Twin Cities readers may be interested to learn that two state lawmakers have recently proposed legislation that would impose more rigorous background check requirements for individuals seeking court appointments to serve as guardians or conservators. Minnesota's Attorney General supports the measure aimed at reducing the risk of financial exploitation of vulnerable adults.
For families and friends of the elderly in Minnesota, it is important to stay vigilant and aware of what is going on in their lives. Even if people appear to have the best intentions, each week a new story details another case of financial exploitation or undue influence of vulnerable adults. As one recent story highlights, those who are granted guardianship of an elderly relative can sometimes take advantage of the situation for their own benefit, harming others in the process.

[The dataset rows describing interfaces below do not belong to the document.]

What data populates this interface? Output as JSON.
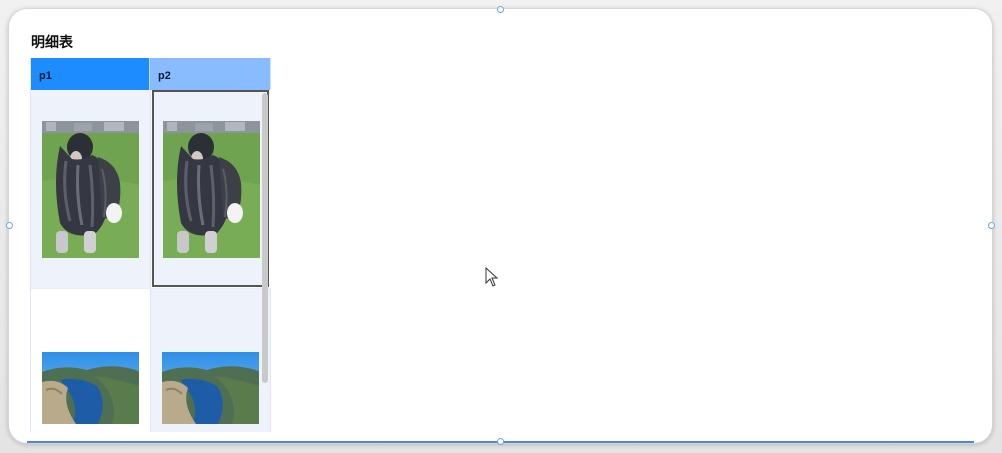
{
  "panel": {
    "title": "明细表"
  },
  "table": {
    "columns": [
      {
        "label": "p1"
      },
      {
        "label": "p2"
      }
    ],
    "rows": [
      {
        "p1": "dog-photo",
        "p2": "dog-photo"
      },
      {
        "p1": "fjord-landscape-photo",
        "p2": "fjord-landscape-photo"
      }
    ],
    "selected_cell": "row1-p2"
  },
  "colors": {
    "header_p1": "#1c8cff",
    "header_p2": "#88bbff",
    "row_shade": "#edf2fb",
    "selection_border": "#555555"
  }
}
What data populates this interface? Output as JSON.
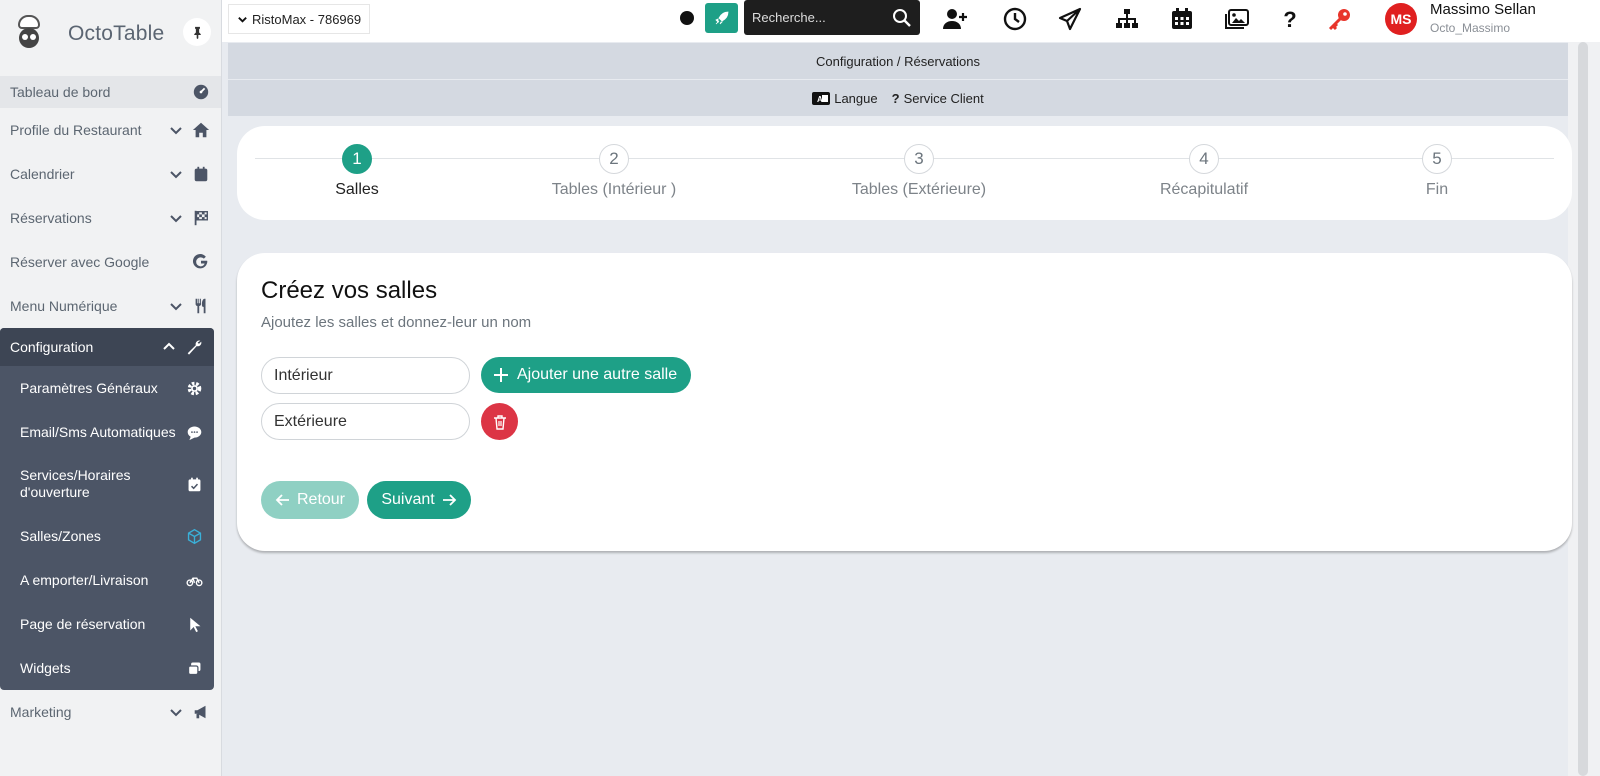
{
  "sidebar": {
    "brand": "OctoTable",
    "items": [
      {
        "label": "Tableau de bord"
      },
      {
        "label": "Profile du Restaurant"
      },
      {
        "label": "Calendrier"
      },
      {
        "label": "Réservations"
      },
      {
        "label": "Réserver avec Google"
      },
      {
        "label": "Menu Numérique"
      }
    ],
    "config": {
      "label": "Configuration",
      "items": [
        {
          "label": "Paramètres Généraux"
        },
        {
          "label": "Email/Sms Automatiques"
        },
        {
          "label": "Services/Horaires d'ouverture"
        },
        {
          "label": "Salles/Zones"
        },
        {
          "label": "A emporter/Livraison"
        },
        {
          "label": "Page de réservation"
        },
        {
          "label": "Widgets"
        }
      ]
    },
    "marketing": {
      "label": "Marketing"
    }
  },
  "topbar": {
    "restaurant": "RistoMax - 786969",
    "search_placeholder": "Recherche...",
    "user": {
      "initials": "MS",
      "name": "Massimo Sellan",
      "handle": "Octo_Massimo"
    }
  },
  "breadcrumb": "Configuration / Réservations",
  "links": {
    "language": "Langue",
    "support": "Service Client"
  },
  "stepper": [
    {
      "num": "1",
      "label": "Salles"
    },
    {
      "num": "2",
      "label": "Tables (Intérieur )"
    },
    {
      "num": "3",
      "label": "Tables (Extérieure)"
    },
    {
      "num": "4",
      "label": "Récapitulatif"
    },
    {
      "num": "5",
      "label": "Fin"
    }
  ],
  "card": {
    "title": "Créez vos salles",
    "subtitle": "Ajoutez les salles et donnez-leur un nom",
    "rooms": [
      "Intérieur",
      "Extérieure"
    ],
    "add_label": "Ajouter une autre salle",
    "back_label": "Retour",
    "next_label": "Suivant"
  },
  "colors": {
    "accent": "#1ea087",
    "danger": "#dc3545",
    "sidebar_dark": "#4c5566"
  }
}
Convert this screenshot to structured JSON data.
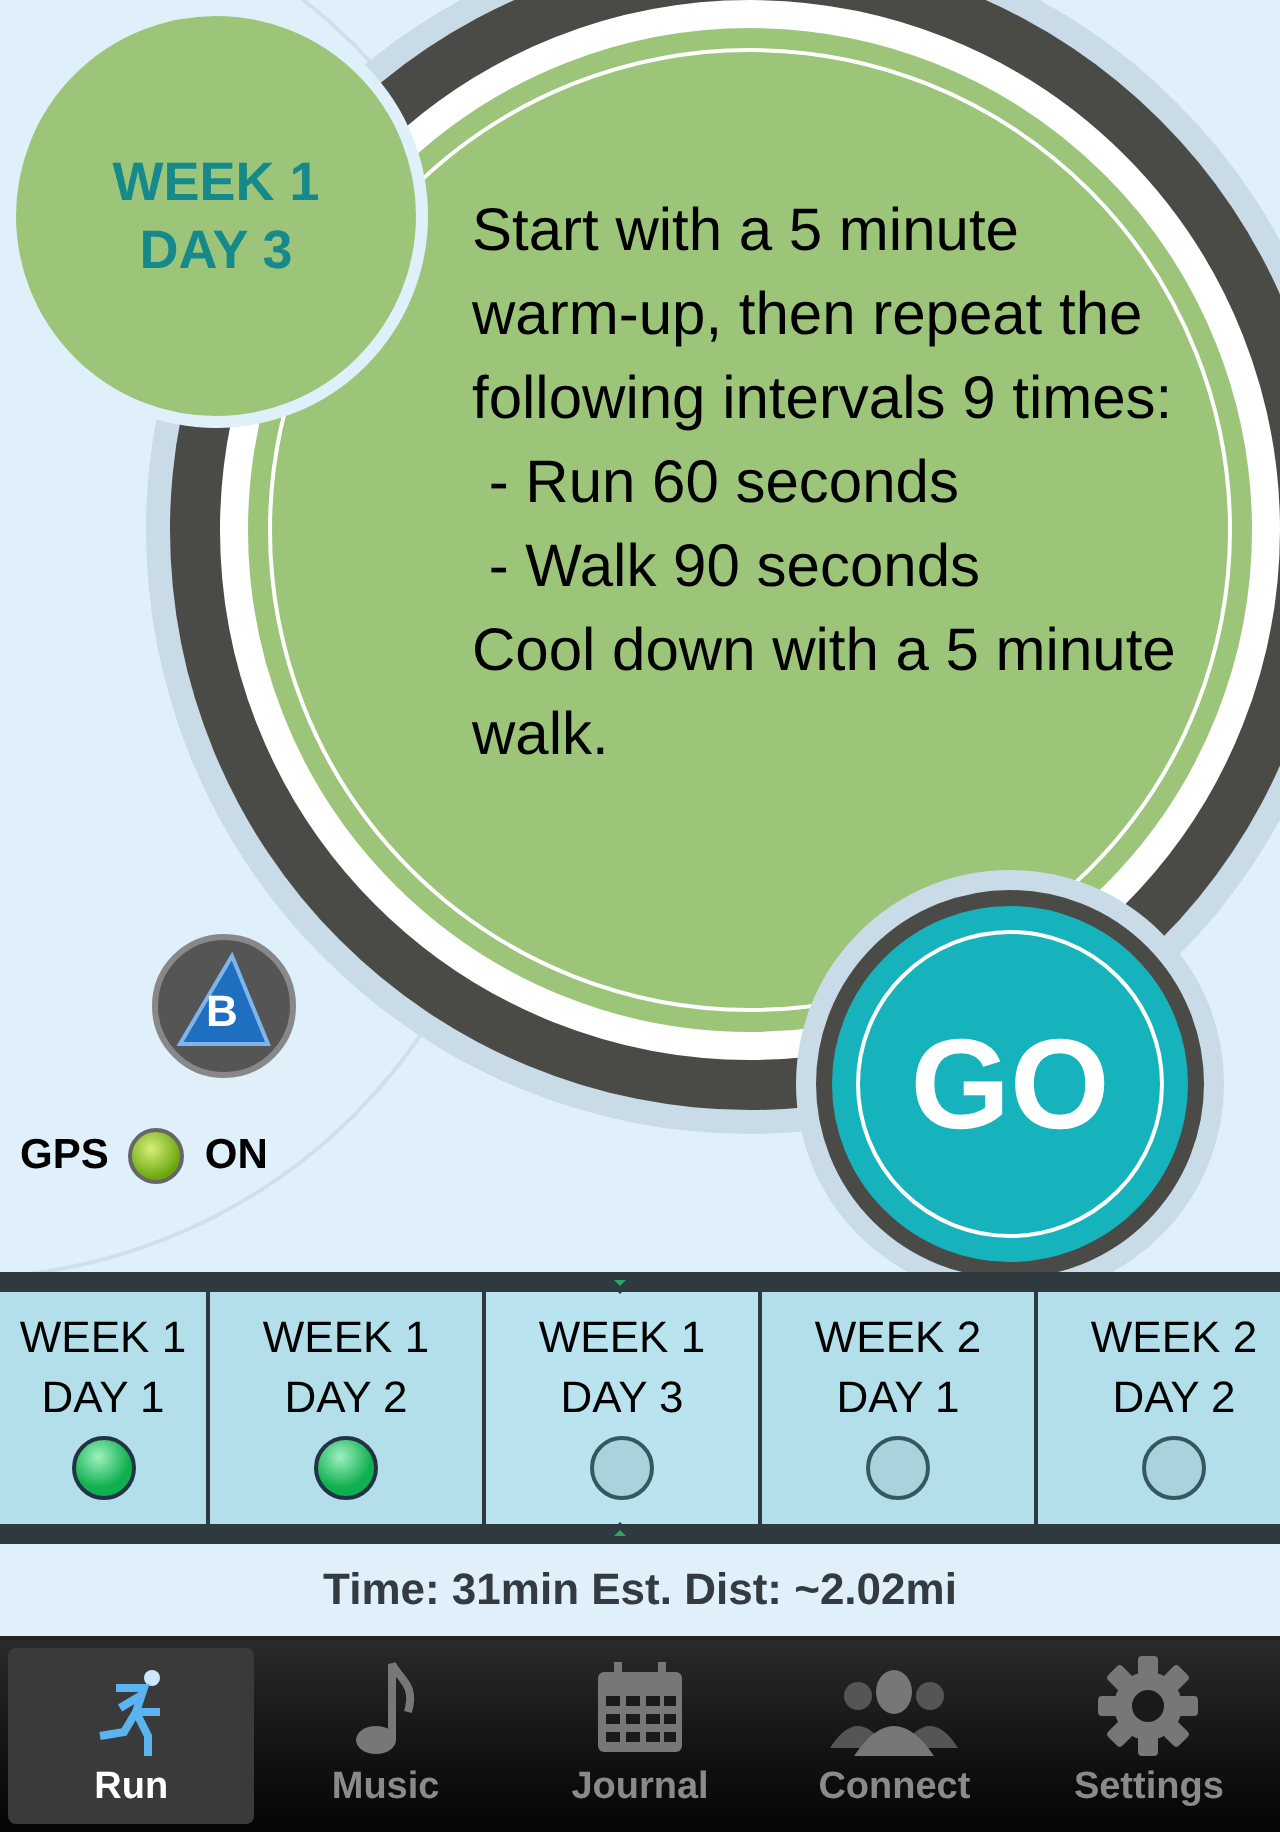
{
  "workout": {
    "week_label": "WEEK 1",
    "day_label": "DAY 3",
    "instructions": [
      "Start with a 5 minute warm-up, then repeat the following intervals 9 times:",
      " - Run 60 seconds",
      " - Walk 90 seconds",
      "Cool down with a 5 minute walk."
    ],
    "go_label": "GO",
    "logo_letter": "B"
  },
  "gps": {
    "label": "GPS",
    "on": true,
    "state": "ON"
  },
  "days": [
    {
      "week": "WEEK 1",
      "day": "DAY 1",
      "completed": true,
      "selected": false
    },
    {
      "week": "WEEK 1",
      "day": "DAY 2",
      "completed": true,
      "selected": false
    },
    {
      "week": "WEEK 1",
      "day": "DAY 3",
      "completed": false,
      "selected": true
    },
    {
      "week": "WEEK 2",
      "day": "DAY 1",
      "completed": false,
      "selected": false
    },
    {
      "week": "WEEK 2",
      "day": "DAY 2",
      "completed": false,
      "selected": false
    }
  ],
  "summary": "Time: 31min Est. Dist: ~2.02mi",
  "tabs": [
    {
      "label": "Run",
      "kind": "run",
      "selected": true
    },
    {
      "label": "Music",
      "kind": "music",
      "selected": false
    },
    {
      "label": "Journal",
      "kind": "journal",
      "selected": false
    },
    {
      "label": "Connect",
      "kind": "connect",
      "selected": false
    },
    {
      "label": "Settings",
      "kind": "settings",
      "selected": false
    }
  ]
}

Minnesotans are known for being very polite and generous people, and not too quick to offend. These admirable traits are just a few things that make living in Minnesota special. However, that these good qualities are the norm may sometimes result in Twin Cities residents' not being particularly comfortable in discussing a loved one's end-of-life wishes. Indeed, many families throughout the country put off important decisions regarding wills, trusts, guardianships, conservatorships and other estate planning matters, and too often the end result is problems with probate.
A senator from Minnesota has proposed legislation that is meant to protect seniors, the disabled and other vulnerable people from neglect and abuse by their guardians. To address these issues, United States Senator Amy Klobuchar held a discussion recently in an assisted-living facility in Duluth. She thinks new legislation is necessary based on recent governmental reports, her experiences as a Hennepin County attorney, and the troubles of a Saint Paul woman whose mother was taken advantage of by her guardians.